The family longest connected with Eachwick were the Akensides.  The name of Thomas Akenside, gent., of Eachwick, appears on the list of freeholders in Northumberland in 1628; and immediately to the right on entering Heddon Church is a marble tablet to the memory of "Captain William Akenside of the 14th Regmt. of Foot, son of William Akenside, late of Eachwick, who died 22 October, 1830, aged 49." Mark Akenside, the poet (1721-1770), belonged to this family, of which his father was a younger son settled in business as a butcher in Newcastle, and it was his uncle of Eachwick who bore all the expenses of his education. 
106 There is a curious petition of Hugh Akenside, of Hawkwell (near Stamfordham), to Quarter Sessions in 1718, for relief for his wife, he being in Morpeth Gaol for debt. He states that 'his ancestors, had beene inhabesters in Hawkwell near 200 yeares.' Extracts Sessions Records of Northumberland, in Lib. Soc. Antiq., Newc. Akenside was the name of a place in Redesdale, mentioned in the Inq. post mortem of Eleanor, wife of Robert Umfreville, in 1363. Hodgson's Northd., II., i., p. 110
107 Richardson's Borderer's Table Book, II., p. 184. The Akensides were Dissenters (see Bucke's Life of Akenside, p. 1) ; their baptisms are consequently entered in the register in the following disrespectful fashion: '3 Mar., 1701/2, Hannah, daughter to Thomas and Ann Akenside of Eachwick, said to be baptized by somebody ;' and ' Abraham, son to Thomas Akenside of Eachwick, a Dissenter, said to be baptized by somebody, 18 Dec., 1716.' Two twins of the family were called Moses and Aaron.
Sacred to the memory of Captain William Akenside of the 14th Regt of Foot son of William Akenside late of Eachwick who departed this life the 22nd of Oct 1830 aged 49 years. Also died on the 26th of March 1832 Mary Akenside aged 82 years this monument is erected by Hannah Akenside as the last tribute of duty and affection both to her honoured mother and beloved brother.
The details about Lt. Akenside were added by students of Whitburn Church of England Academy.
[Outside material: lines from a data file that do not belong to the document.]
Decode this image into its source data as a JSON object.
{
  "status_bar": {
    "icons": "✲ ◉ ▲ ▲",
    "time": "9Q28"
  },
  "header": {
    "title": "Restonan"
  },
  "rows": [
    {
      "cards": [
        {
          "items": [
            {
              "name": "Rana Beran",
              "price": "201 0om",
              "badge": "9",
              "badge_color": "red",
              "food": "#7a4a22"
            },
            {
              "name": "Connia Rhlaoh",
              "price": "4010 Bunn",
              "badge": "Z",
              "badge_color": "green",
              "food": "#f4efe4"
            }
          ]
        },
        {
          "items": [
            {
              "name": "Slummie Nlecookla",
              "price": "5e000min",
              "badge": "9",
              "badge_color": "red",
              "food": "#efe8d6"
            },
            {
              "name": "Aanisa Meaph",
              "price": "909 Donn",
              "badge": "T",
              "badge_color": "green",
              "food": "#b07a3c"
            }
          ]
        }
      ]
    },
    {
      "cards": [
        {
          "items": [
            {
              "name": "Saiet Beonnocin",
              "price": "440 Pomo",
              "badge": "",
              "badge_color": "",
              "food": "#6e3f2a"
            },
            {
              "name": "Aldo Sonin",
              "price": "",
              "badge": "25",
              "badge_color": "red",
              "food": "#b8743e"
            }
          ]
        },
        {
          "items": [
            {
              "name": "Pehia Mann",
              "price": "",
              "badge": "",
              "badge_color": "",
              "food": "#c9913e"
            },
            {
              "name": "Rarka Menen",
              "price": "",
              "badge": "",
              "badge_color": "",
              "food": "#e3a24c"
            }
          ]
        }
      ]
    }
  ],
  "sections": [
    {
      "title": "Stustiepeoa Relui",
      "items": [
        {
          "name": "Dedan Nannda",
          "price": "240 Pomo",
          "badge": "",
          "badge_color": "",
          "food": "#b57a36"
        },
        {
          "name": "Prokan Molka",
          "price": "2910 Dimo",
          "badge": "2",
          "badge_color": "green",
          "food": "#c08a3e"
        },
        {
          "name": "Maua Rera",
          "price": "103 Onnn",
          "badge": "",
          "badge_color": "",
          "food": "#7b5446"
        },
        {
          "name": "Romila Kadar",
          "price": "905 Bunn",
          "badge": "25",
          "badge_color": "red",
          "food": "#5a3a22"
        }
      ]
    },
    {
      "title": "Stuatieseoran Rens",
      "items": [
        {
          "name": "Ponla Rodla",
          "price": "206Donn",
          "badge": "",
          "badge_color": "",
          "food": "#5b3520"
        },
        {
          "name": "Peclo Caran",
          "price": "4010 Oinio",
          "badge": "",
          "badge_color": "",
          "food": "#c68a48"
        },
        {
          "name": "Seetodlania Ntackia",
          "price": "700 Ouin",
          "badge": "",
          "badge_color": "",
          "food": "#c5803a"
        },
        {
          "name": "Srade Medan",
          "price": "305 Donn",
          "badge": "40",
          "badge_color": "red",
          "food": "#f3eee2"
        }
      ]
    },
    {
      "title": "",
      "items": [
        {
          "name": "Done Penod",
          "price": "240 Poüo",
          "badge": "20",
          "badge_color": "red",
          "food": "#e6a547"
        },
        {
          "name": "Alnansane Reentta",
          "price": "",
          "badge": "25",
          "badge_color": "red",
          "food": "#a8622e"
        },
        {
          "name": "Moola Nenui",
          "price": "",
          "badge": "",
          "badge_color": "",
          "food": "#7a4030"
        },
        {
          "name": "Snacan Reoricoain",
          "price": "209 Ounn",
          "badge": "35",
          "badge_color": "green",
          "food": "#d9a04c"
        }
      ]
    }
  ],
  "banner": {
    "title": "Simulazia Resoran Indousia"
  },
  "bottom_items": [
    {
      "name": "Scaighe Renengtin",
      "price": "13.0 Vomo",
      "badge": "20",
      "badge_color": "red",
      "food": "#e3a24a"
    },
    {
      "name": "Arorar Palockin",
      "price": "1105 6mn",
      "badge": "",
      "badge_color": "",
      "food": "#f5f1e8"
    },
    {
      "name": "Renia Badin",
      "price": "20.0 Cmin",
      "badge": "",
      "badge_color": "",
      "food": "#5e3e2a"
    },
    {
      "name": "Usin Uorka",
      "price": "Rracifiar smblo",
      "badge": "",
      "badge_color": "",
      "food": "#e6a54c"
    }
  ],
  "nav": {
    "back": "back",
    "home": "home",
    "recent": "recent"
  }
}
Butcher Bank, which linked The Side to Dog Bank, was the location of medieval butcher's shops. They also had shops in Flesher-Rawe.
Would I again were with you, O, ye dales
of Tyne, and ye most ancient woodlands! where
Oft, as the giant flood obliquely strides,
And his banks open, and his lawns extend,
Stops short the pleaséd traveller to view,
Presiding o'er the scene, some rustic tow'r,,
Founded by Norman or Saxon hands.
O ye Northumbrian shades! which overlook
The rocky pavement and the mossy falls
Of solitary Wensbeck’s limpid stream,
How gladly I recall your well-known seats
Beloved of old; and that delightful time
When, all alone, for many a summer’s day
I wandered through your calm recesses, fed
In silence by some powerful hand unseen.
Robin Dix has also published two books: Mark Akenside: A Reassessment (2000) and The Literary career of Mark Akenside (2006).
No. 33 Akenside Hill, birthplace of Mark Akenside the poet and physician. He was born above his father's shop on 9 November 1721. When he was seven, a butcher's cleaver fell on his foot, leaving him with a permanent limp. According to his contemporaries, Akenside did not have a particularly pleasant disposition and was not proud of his place of birth. He died in 1770 was was buried in St. James Church, Westminster. The house in which Akenside the poet was born is identifiable due to diamond shaped relief on the wall of the first floor. On north side of Akenside Hill (formerly Butcher Bank). Timber, 3 storeys
Unfortunately his birth place in Newcastle has been pulled down, and the house rebuilt. But before it succumbed to demolition the old place was the scene of a centenary demonstration (in 1821), whereat enthusiastic Novocastrians recited turgid verse and dined merrily.
And Joe believes there are still many Geordies suffering from ‘Akenside Syndrome’ which he describes as; “A condition of feeling ambivalent towards Newcastle or Tyneside despite often retaining a strong emotional bond with and/or sincere affection for the area. A vague sense of unease and feeling of not quite belonging or fitting in.”